## PROBLEM STATEMENT
Return the full listing below, unchanged.

*** Begin section ***

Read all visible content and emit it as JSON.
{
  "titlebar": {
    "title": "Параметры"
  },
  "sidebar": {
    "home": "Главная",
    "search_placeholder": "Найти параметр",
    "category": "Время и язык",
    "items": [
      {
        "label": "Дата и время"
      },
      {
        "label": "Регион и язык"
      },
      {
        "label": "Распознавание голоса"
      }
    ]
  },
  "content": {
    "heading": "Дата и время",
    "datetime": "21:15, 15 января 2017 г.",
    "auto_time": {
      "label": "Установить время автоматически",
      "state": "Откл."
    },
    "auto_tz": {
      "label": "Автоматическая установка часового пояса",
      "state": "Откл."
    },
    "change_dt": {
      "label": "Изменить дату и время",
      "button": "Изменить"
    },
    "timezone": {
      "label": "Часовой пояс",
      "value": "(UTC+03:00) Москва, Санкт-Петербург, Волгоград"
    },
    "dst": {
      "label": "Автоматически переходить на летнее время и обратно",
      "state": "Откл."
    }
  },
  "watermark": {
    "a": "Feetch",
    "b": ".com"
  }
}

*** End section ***

## EXERCISE SOLUTION
Read all visible content and emit it as JSON.
{
  "titlebar": {
    "title": "Параметры"
  },
  "sidebar": {
    "home": "Главная",
    "search_placeholder": "Найти параметр",
    "category": "Время и язык",
    "items": [
      {
        "label": "Дата и время"
      },
      {
        "label": "Регион и язык"
      },
      {
        "label": "Распознавание голоса"
      }
    ]
  },
  "content": {
    "heading": "Дата и время",
    "datetime": "21:15, 15 января 2017 г.",
    "auto_time": {
      "label": "Установить время автоматически",
      "state": "Откл."
    },
    "auto_tz": {
      "label": "Автоматическая установка часового пояса",
      "state": "Откл."
    },
    "change_dt": {
      "label": "Изменить дату и время",
      "button": "Изменить"
    },
    "timezone": {
      "label": "Часовой пояс",
      "value": "(UTC+03:00) Москва, Санкт-Петербург, Волгоград"
    },
    "dst": {
      "label": "Автоматически переходить на летнее время и обратно",
      "state": "Откл."
    }
  },
  "watermark": {
    "a": "Feetch",
    "b": ".com"
  }
}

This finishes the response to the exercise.